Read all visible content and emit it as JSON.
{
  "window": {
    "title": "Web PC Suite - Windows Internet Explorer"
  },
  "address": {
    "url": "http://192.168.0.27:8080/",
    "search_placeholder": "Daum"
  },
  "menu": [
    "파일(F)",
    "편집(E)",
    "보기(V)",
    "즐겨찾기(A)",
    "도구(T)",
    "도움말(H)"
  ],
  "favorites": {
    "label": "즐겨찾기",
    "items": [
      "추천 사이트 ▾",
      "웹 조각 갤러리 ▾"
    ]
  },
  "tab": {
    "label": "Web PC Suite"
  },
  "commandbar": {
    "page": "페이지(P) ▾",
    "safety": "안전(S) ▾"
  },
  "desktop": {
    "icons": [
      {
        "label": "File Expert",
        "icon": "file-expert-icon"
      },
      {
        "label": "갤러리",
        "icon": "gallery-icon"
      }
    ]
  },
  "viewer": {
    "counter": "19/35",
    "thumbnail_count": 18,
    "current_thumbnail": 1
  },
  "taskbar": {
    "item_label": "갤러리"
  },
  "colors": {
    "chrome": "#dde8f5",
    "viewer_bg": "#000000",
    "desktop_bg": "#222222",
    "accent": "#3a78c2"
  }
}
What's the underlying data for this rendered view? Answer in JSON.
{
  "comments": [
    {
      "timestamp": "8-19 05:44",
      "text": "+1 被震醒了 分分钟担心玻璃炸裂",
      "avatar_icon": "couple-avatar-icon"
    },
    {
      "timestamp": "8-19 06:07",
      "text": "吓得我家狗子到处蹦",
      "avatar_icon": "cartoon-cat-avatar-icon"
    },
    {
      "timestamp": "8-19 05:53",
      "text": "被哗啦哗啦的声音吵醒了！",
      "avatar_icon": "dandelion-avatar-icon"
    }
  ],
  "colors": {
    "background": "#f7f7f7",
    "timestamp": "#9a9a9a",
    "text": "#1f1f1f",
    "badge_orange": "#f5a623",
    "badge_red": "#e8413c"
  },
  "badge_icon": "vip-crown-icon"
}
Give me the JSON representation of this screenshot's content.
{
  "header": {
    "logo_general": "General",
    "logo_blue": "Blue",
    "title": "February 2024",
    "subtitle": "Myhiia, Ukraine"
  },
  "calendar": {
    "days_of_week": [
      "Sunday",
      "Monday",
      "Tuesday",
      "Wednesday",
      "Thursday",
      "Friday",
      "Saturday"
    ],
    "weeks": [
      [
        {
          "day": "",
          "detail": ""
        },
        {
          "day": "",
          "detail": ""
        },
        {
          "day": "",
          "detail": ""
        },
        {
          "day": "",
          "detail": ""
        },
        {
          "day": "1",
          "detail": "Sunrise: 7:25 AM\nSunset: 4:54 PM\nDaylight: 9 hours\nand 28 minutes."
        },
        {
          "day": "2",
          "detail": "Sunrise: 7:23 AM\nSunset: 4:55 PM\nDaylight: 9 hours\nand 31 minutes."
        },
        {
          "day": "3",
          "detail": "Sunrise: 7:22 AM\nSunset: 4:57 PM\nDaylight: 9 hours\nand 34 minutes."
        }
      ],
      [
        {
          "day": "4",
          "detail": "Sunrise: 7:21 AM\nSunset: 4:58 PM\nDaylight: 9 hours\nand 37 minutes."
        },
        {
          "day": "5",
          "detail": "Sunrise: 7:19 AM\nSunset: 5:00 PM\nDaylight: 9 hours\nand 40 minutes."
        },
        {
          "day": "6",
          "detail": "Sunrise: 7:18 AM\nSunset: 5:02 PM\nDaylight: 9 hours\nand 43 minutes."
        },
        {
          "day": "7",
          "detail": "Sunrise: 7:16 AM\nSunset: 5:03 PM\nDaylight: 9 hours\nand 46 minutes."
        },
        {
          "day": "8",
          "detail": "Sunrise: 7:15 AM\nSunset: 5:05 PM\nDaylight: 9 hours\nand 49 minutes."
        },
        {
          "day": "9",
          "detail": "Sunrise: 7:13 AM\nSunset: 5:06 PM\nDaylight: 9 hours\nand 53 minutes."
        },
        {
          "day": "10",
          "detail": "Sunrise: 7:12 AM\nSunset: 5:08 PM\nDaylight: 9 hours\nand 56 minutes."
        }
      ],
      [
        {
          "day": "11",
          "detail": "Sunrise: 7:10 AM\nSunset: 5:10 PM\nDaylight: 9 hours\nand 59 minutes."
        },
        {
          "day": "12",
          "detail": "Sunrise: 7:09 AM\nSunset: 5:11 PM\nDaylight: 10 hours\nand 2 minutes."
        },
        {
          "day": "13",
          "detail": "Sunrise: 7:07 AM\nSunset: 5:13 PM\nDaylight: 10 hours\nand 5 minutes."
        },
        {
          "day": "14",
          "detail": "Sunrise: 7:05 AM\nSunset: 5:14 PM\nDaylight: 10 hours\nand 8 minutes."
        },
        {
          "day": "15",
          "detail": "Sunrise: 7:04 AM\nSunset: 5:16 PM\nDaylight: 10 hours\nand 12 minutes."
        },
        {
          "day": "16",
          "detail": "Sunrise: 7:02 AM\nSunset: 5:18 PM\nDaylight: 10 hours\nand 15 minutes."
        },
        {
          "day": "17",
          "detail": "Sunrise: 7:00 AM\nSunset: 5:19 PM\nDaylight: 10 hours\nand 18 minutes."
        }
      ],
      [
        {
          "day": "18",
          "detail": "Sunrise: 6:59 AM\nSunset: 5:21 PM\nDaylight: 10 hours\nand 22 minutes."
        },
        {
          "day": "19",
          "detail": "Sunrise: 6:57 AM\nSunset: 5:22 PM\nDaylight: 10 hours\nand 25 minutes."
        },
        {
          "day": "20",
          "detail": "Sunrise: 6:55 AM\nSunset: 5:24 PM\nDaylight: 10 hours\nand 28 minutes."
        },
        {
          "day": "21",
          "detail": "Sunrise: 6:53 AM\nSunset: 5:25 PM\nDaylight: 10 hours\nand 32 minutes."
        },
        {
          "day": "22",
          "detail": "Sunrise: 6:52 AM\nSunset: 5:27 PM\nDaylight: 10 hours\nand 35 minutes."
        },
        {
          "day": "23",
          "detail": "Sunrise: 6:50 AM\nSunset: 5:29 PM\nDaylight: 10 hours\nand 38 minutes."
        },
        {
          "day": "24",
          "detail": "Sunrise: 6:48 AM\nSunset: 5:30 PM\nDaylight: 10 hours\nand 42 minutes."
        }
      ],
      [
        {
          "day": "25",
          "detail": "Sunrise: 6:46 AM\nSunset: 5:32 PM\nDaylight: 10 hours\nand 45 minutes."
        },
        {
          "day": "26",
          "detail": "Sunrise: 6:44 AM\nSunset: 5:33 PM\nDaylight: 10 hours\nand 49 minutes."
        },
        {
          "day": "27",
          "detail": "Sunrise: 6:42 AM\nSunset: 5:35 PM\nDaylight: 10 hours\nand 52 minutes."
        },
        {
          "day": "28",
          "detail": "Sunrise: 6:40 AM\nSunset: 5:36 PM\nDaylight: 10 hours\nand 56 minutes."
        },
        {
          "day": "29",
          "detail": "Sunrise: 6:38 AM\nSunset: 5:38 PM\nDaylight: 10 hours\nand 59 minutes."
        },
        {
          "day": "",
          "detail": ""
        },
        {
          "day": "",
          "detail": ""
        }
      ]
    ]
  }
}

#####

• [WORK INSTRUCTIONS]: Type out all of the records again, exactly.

• [WRITTEN RESPONSE]:
Read all visible content and emit it as JSON.
{
  "window": {
    "title": "Web PC Suite - Windows Internet Explorer"
  },
  "address": {
    "url": "http://192.168.0.27:8080/",
    "search_placeholder": "Daum"
  },
  "menu": [
    "파일(F)",
    "편집(E)",
    "보기(V)",
    "즐겨찾기(A)",
    "도구(T)",
    "도움말(H)"
  ],
  "favorites": {
    "label": "즐겨찾기",
    "items": [
      "추천 사이트 ▾",
      "웹 조각 갤러리 ▾"
    ]
  },
  "tab": {
    "label": "Web PC Suite"
  },
  "commandbar": {
    "page": "페이지(P) ▾",
    "safety": "안전(S) ▾"
  },
  "desktop": {
    "icons": [
      {
        "label": "File Expert",
        "icon": "file-expert-icon"
      },
      {
        "label": "갤러리",
        "icon": "gallery-icon"
      }
    ]
  },
  "viewer": {
    "counter": "19/35",
    "thumbnail_count": 18,
    "current_thumbnail": 1
  },
  "taskbar": {
    "item_label": "갤러리"
  },
  "colors": {
    "chrome": "#dde8f5",
    "viewer_bg": "#000000",
    "desktop_bg": "#222222",
    "accent": "#3a78c2"
  }
}
What's the underlying data for this rendered view? Answer in JSON.
{
  "comments": [
    {
      "timestamp": "8-19 05:44",
      "text": "+1 被震醒了 分分钟担心玻璃炸裂",
      "avatar_icon": "couple-avatar-icon"
    },
    {
      "timestamp": "8-19 06:07",
      "text": "吓得我家狗子到处蹦",
      "avatar_icon": "cartoon-cat-avatar-icon"
    },
    {
      "timestamp": "8-19 05:53",
      "text": "被哗啦哗啦的声音吵醒了！",
      "avatar_icon": "dandelion-avatar-icon"
    }
  ],
  "colors": {
    "background": "#f7f7f7",
    "timestamp": "#9a9a9a",
    "text": "#1f1f1f",
    "badge_orange": "#f5a623",
    "badge_red": "#e8413c"
  },
  "badge_icon": "vip-crown-icon"
}
Give me the JSON representation of this screenshot's content.
{
  "header": {
    "logo_general": "General",
    "logo_blue": "Blue",
    "title": "February 2024",
    "subtitle": "Myhiia, Ukraine"
  },
  "calendar": {
    "days_of_week": [
      "Sunday",
      "Monday",
      "Tuesday",
      "Wednesday",
      "Thursday",
      "Friday",
      "Saturday"
    ],
    "weeks": [
      [
        {
          "day": "",
          "detail": ""
        },
        {
          "day": "",
          "detail": ""
        },
        {
          "day": "",
          "detail": ""
        },
        {
          "day": "",
          "detail": ""
        },
        {
          "day": "1",
          "detail": "Sunrise: 7:25 AM\nSunset: 4:54 PM\nDaylight: 9 hours\nand 28 minutes."
        },
        {
          "day": "2",
          "detail": "Sunrise: 7:23 AM\nSunset: 4:55 PM\nDaylight: 9 hours\nand 31 minutes."
        },
        {
          "day": "3",
          "detail": "Sunrise: 7:22 AM\nSunset: 4:57 PM\nDaylight: 9 hours\nand 34 minutes."
        }
      ],
      [
        {
          "day": "4",
          "detail": "Sunrise: 7:21 AM\nSunset: 4:58 PM\nDaylight: 9 hours\nand 37 minutes."
        },
        {
          "day": "5",
          "detail": "Sunrise: 7:19 AM\nSunset: 5:00 PM\nDaylight: 9 hours\nand 40 minutes."
        },
        {
          "day": "6",
          "detail": "Sunrise: 7:18 AM\nSunset: 5:02 PM\nDaylight: 9 hours\nand 43 minutes."
        },
        {
          "day": "7",
          "detail": "Sunrise: 7:16 AM\nSunset: 5:03 PM\nDaylight: 9 hours\nand 46 minutes."
        },
        {
          "day": "8",
          "detail": "Sunrise: 7:15 AM\nSunset: 5:05 PM\nDaylight: 9 hours\nand 49 minutes."
        },
        {
          "day": "9",
          "detail": "Sunrise: 7:13 AM\nSunset: 5:06 PM\nDaylight: 9 hours\nand 53 minutes."
        },
        {
          "day": "10",
          "detail": "Sunrise: 7:12 AM\nSunset: 5:08 PM\nDaylight: 9 hours\nand 56 minutes."
        }
      ],
      [
        {
          "day": "11",
          "detail": "Sunrise: 7:10 AM\nSunset: 5:10 PM\nDaylight: 9 hours\nand 59 minutes."
        },
        {
          "day": "12",
          "detail": "Sunrise: 7:09 AM\nSunset: 5:11 PM\nDaylight: 10 hours\nand 2 minutes."
        },
        {
          "day": "13",
          "detail": "Sunrise: 7:07 AM\nSunset: 5:13 PM\nDaylight: 10 hours\nand 5 minutes."
        },
        {
          "day": "14",
          "detail": "Sunrise: 7:05 AM\nSunset: 5:14 PM\nDaylight: 10 hours\nand 8 minutes."
        },
        {
          "day": "15",
          "detail": "Sunrise: 7:04 AM\nSunset: 5:16 PM\nDaylight: 10 hours\nand 12 minutes."
        },
        {
          "day": "16",
          "detail": "Sunrise: 7:02 AM\nSunset: 5:18 PM\nDaylight: 10 hours\nand 15 minutes."
        },
        {
          "day": "17",
          "detail": "Sunrise: 7:00 AM\nSunset: 5:19 PM\nDaylight: 10 hours\nand 18 minutes."
        }
      ],
      [
        {
          "day": "18",
          "detail": "Sunrise: 6:59 AM\nSunset: 5:21 PM\nDaylight: 10 hours\nand 22 minutes."
        },
        {
          "day": "19",
          "detail": "Sunrise: 6:57 AM\nSunset: 5:22 PM\nDaylight: 10 hours\nand 25 minutes."
        },
        {
          "day": "20",
          "detail": "Sunrise: 6:55 AM\nSunset: 5:24 PM\nDaylight: 10 hours\nand 28 minutes."
        },
        {
          "day": "21",
          "detail": "Sunrise: 6:53 AM\nSunset: 5:25 PM\nDaylight: 10 hours\nand 32 minutes."
        },
        {
          "day": "22",
          "detail": "Sunrise: 6:52 AM\nSunset: 5:27 PM\nDaylight: 10 hours\nand 35 minutes."
        },
        {
          "day": "23",
          "detail": "Sunrise: 6:50 AM\nSunset: 5:29 PM\nDaylight: 10 hours\nand 38 minutes."
        },
        {
          "day": "24",
          "detail": "Sunrise: 6:48 AM\nSunset: 5:30 PM\nDaylight: 10 hours\nand 42 minutes."
        }
      ],
      [
        {
          "day": "25",
          "detail": "Sunrise: 6:46 AM\nSunset: 5:32 PM\nDaylight: 10 hours\nand 45 minutes."
        },
        {
          "day": "26",
          "detail": "Sunrise: 6:44 AM\nSunset: 5:33 PM\nDaylight: 10 hours\nand 49 minutes."
        },
        {
          "day": "27",
          "detail": "Sunrise: 6:42 AM\nSunset: 5:35 PM\nDaylight: 10 hours\nand 52 minutes."
        },
        {
          "day": "28",
          "detail": "Sunrise: 6:40 AM\nSunset: 5:36 PM\nDaylight: 10 hours\nand 56 minutes."
        },
        {
          "day": "29",
          "detail": "Sunrise: 6:38 AM\nSunset: 5:38 PM\nDaylight: 10 hours\nand 59 minutes."
        },
        {
          "day": "",
          "detail": ""
        },
        {
          "day": "",
          "detail": ""
        }
      ]
    ]
  }
}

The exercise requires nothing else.